– Disadvantages: limited quantity of the mucosa, the
amount of denture border against the moveable
– The impact of occlusal forces from the moving
mandible contacting the static dentate maxillary
• Eugene J. Tillman (1961)
– Had given the fundamental specification for denture
– The specifications are:
• Understanding and proper execution of the requirements inherent in
a successful complete lower denture impression technique.
• A correct registration and recording of centric relation at a
accurately determined vertical dimension of occlusion.
• A correctly formulated scheme of occlusion.
– Use of endoosseous dental implants to provide retention and
support for the mandibular complete denture and to retard
residual bone resorption.
Rationale for implants in the single complete
• The changes in the denture supporting tissues is
variable but inevitable.
• The major tissue change is an irreversible bone loss
resulting from both local and systemic effects.
• Such morphologic changes in the denture bearing
foundation can lead to difficult functional stability.
• Need to improve the denture foundation to ensure
better functional stability.
• Dental implants allows both enhanced function and a
reduction in the irreversible bone loss that leads to the
Occlusal materials for the single
• Porcelain teeth:
– These teeth wear very slowly and therefore maintains a
– They are predisposed to fracture and chipping.
– More difficult to equilibrate.
– Causes rapid wear of opposing natural teeth.
• Acrylic resin teeth:
– Acrylic resin teeth causes no wear of the opposing natural
– They are easy to equilibrate.
– The major disadvantage of the resin teeth is their wear.
• Gold occlusals:
– Occlusals are considered the best material to oppose natural
– Their expenses and time involved in their fabrication make
them impractical for most patient.
• Acrylic resin with amalgam stops:
– The amalgam stop appears to reduce the occlusal wear.
– After the acrylic teeth have been balanced occlusal
preparations are made in the acrylic teeth.
– Amalgam is condensed into the preparation.
• IPN resin:
– This was developed to minimize the disadvantages of acrylic
resin teeth and porcelain teeth.
– The material consists of an unfilled, highly cross linked
interpenetrating polymer network.
Summary & Conclusion
• The decision to make a single complete denture cannot
be considered lightly.
• Carefully observation and recording of all diagnostic
information must be considered before a decision is
reached to construct a single complete denture.
• Certain conditions must be evaluated and corrected
early in treatment to provide for a more stable
• The unique biomechanical features of the patient with
a single denture should be emphasized and method for
controlling denture tooth and opposing to position to
maximum stable functional relationship.
• Zarb Bolender – Prosthodontic treatment of edentulous patients.
• Hartwell – Text book of complete denture.
• Sharry – Complete denture prosthodontics
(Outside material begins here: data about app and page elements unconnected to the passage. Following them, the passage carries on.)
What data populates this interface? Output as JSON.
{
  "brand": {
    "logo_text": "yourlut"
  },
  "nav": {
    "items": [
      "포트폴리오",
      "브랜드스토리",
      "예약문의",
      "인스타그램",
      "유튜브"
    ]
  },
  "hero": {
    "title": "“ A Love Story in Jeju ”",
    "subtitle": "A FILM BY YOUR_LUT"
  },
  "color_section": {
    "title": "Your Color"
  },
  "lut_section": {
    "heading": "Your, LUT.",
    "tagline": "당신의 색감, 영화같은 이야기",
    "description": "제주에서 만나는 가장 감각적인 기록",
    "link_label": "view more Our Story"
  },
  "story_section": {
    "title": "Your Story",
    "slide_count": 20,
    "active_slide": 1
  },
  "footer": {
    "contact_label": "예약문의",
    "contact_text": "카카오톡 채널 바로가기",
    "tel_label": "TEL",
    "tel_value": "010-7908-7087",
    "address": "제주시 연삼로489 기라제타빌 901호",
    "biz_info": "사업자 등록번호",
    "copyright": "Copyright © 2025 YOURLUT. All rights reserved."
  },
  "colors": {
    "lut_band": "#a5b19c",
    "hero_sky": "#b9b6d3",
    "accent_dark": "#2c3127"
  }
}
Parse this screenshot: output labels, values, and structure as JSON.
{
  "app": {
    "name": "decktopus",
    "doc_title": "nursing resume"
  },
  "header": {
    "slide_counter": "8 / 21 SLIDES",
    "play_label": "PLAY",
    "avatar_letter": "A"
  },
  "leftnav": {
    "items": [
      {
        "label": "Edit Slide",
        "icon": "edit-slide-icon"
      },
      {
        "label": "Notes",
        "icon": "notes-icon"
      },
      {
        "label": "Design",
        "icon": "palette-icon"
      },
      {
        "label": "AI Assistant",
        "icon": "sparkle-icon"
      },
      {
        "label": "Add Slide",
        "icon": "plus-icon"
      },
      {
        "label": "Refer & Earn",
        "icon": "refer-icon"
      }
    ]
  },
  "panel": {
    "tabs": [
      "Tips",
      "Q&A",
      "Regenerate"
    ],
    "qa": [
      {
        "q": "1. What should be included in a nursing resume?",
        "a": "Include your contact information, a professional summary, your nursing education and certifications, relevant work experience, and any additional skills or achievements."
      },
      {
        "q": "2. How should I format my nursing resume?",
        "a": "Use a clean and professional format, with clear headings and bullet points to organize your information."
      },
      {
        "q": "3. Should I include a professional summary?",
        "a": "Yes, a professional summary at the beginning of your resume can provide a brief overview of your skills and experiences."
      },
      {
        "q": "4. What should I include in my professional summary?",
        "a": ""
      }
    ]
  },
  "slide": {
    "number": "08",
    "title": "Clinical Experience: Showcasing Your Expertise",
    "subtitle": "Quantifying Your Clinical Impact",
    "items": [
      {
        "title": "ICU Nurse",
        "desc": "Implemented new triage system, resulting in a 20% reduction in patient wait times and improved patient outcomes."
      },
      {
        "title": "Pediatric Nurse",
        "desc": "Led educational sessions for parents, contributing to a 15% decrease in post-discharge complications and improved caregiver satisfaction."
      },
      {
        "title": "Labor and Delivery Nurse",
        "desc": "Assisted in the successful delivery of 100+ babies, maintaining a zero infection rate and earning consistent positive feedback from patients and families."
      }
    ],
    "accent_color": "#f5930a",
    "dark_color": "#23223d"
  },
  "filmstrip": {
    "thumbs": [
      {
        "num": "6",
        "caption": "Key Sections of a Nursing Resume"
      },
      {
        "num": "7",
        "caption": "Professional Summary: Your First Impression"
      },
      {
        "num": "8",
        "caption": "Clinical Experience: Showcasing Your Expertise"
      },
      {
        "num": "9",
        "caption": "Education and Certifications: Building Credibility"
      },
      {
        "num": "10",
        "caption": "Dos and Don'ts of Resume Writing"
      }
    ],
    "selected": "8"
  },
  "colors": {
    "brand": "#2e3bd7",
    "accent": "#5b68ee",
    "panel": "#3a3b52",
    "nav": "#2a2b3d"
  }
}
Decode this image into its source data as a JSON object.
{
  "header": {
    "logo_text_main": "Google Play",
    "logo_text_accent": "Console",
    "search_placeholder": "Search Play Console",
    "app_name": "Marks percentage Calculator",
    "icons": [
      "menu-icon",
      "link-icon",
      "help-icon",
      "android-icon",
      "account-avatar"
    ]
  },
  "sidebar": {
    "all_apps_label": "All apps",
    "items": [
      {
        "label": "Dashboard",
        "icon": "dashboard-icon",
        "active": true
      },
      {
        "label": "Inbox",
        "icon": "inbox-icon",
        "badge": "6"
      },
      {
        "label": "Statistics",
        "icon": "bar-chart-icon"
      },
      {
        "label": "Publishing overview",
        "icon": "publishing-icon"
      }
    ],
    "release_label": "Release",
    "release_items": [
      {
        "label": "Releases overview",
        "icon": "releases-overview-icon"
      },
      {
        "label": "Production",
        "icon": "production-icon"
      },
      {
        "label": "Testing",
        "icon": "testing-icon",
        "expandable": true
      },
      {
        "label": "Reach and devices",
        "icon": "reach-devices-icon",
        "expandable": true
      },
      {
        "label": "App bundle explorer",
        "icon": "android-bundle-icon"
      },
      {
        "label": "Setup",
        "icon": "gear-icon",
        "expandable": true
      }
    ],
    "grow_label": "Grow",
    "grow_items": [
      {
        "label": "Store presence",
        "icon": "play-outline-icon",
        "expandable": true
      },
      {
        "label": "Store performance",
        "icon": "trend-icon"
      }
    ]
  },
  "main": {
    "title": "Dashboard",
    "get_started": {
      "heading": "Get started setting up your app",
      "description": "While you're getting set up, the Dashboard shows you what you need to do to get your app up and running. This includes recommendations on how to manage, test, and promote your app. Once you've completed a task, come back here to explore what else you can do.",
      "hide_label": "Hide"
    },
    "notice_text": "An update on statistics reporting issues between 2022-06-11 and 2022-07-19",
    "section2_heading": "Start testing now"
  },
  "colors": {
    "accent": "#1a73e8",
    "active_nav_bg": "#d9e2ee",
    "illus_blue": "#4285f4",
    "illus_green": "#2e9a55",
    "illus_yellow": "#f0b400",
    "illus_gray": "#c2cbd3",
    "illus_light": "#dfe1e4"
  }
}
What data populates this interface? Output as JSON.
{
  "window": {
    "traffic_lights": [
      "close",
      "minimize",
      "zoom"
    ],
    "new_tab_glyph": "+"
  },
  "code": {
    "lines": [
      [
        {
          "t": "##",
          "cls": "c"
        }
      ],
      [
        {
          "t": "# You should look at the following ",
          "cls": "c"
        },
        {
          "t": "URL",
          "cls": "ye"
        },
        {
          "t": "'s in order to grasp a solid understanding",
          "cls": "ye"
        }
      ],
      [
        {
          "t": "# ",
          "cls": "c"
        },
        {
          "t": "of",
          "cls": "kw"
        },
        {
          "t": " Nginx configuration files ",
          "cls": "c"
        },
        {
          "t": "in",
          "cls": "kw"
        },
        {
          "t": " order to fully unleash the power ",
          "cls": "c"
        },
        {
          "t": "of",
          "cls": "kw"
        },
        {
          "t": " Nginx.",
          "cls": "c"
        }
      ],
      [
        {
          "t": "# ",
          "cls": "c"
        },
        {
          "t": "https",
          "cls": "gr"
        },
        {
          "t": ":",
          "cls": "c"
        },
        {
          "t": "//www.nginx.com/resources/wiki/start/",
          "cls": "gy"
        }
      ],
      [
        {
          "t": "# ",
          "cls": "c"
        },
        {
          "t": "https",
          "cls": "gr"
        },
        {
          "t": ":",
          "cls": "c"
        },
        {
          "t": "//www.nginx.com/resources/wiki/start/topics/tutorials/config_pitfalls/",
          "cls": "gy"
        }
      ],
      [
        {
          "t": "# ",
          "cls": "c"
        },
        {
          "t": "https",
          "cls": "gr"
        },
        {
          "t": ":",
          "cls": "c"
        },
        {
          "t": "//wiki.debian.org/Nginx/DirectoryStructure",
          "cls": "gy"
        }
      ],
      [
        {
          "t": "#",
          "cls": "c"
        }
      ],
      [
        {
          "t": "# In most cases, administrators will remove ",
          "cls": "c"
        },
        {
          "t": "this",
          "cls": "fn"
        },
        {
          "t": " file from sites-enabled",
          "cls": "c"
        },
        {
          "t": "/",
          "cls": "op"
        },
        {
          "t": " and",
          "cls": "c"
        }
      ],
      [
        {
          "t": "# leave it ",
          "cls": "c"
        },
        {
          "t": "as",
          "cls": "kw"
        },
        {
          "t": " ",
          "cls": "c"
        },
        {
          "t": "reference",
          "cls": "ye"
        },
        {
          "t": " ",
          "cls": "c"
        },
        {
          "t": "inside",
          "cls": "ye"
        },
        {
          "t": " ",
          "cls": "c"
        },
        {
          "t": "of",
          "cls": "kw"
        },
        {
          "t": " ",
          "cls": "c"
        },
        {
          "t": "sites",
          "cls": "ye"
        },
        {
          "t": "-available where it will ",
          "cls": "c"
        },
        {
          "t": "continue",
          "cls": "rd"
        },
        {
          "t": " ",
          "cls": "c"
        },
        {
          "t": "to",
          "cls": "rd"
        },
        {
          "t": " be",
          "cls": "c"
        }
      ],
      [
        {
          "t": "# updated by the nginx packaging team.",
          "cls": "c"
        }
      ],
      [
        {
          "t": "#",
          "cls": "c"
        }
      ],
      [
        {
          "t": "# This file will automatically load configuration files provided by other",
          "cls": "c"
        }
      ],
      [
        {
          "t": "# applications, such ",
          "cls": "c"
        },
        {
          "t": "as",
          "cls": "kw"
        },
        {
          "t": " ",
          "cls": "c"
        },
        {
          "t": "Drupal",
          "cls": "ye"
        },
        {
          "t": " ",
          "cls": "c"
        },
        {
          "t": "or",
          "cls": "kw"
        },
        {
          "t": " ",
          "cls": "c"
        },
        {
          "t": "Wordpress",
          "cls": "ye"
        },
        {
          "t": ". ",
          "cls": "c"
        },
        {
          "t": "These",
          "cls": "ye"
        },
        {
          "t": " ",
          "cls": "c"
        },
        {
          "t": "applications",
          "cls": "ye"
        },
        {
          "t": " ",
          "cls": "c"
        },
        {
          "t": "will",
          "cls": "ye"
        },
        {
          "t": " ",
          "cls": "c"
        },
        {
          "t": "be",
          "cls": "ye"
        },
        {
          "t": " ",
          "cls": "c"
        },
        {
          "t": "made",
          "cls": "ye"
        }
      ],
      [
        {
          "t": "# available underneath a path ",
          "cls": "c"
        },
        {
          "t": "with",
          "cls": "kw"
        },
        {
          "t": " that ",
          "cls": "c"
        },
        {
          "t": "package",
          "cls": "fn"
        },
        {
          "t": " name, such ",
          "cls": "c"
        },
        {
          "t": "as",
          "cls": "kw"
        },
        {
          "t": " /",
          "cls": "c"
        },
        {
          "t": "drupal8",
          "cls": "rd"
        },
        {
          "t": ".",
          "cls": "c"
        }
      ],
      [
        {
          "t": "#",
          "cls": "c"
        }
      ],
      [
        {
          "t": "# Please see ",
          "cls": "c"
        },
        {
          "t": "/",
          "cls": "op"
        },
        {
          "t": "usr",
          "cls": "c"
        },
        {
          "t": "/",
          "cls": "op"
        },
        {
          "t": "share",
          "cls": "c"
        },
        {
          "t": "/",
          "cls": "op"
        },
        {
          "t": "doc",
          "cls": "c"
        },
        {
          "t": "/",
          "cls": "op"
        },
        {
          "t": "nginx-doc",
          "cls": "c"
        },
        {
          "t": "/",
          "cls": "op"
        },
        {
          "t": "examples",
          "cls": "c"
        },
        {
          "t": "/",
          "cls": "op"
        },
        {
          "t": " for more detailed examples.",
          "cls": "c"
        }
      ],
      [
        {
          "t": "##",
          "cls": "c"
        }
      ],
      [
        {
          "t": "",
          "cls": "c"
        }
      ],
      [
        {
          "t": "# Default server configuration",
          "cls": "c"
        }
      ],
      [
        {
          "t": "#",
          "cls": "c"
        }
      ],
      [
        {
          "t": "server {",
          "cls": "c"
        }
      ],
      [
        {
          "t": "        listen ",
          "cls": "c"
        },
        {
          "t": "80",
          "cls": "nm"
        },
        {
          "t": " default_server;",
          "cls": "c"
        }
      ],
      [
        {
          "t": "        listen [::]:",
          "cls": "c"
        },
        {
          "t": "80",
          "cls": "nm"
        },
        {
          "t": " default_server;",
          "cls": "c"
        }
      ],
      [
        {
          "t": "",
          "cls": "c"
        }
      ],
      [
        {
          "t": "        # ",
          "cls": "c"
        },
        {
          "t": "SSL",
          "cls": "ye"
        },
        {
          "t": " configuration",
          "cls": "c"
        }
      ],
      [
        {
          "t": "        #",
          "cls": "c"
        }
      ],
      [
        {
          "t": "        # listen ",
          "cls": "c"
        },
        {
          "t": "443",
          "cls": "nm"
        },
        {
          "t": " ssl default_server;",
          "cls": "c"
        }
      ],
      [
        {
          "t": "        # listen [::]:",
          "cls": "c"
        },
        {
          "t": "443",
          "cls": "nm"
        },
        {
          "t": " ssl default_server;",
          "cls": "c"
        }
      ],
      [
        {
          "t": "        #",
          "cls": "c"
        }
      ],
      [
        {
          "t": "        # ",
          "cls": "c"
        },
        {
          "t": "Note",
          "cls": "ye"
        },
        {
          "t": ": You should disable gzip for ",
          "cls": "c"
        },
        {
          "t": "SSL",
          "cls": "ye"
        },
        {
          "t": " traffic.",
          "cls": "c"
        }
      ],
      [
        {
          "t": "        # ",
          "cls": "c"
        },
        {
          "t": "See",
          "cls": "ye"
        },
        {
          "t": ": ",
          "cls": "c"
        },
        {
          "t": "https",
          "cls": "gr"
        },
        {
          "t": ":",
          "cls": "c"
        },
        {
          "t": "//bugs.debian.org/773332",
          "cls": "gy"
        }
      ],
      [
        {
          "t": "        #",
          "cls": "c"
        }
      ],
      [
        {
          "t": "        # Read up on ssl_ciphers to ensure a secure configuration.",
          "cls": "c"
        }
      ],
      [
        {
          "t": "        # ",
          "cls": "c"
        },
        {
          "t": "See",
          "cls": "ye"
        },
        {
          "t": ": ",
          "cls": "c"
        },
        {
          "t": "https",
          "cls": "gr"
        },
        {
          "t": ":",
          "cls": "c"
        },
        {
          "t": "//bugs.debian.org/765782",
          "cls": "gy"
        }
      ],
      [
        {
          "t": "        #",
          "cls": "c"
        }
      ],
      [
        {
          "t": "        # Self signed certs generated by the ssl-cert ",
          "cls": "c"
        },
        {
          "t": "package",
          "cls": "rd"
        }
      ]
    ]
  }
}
• Sheldon Winkler – Essentials of complete denture
• Ellsworth Kelly – Changes caused by a mandibular removable
partial denture opposing a maxillary complete denture, JPD
2003; Vol.90(3): 213-219.
• Kenneth D. Rudd, Robert M. Marrow – Occlusion and single
denture, JPD 1973; Vol. 30(1): 4-11.
• Robert G. Vig – A modified chewing and functional impression
technique, JPD 1964; Vol. 14(2).www.indiandentalacademy.com
• Timothy R. Sauders, Robert E. Gillis and Ronald P. Desjarclins
– The maxillary complete denture opposing the mandibular
bilateral distal extension partial denture treatment
considerations, JPD 1979; Vol41(2): 124-128.
• Han Kuang Tan – Preparation guide for modifying the
mandibular teeth before making a maxillary single complete
denture, JPD 1997; 77: 321-322.
• L. Kirk Gardner et al – Usinga tooth reduction guide for
modifying natural teeth, JPD 1990; 63: 637-639.
• Eugene J. Tillman – Removable partial upper and complete
lower denture, JPD 1961; 11(6): 1098-1105.
• Carl B. Stansbury – Single denture construction against a non
modified natural dentition, JPD 1951; 1(6): 692-699.www.indiandentalacademy.com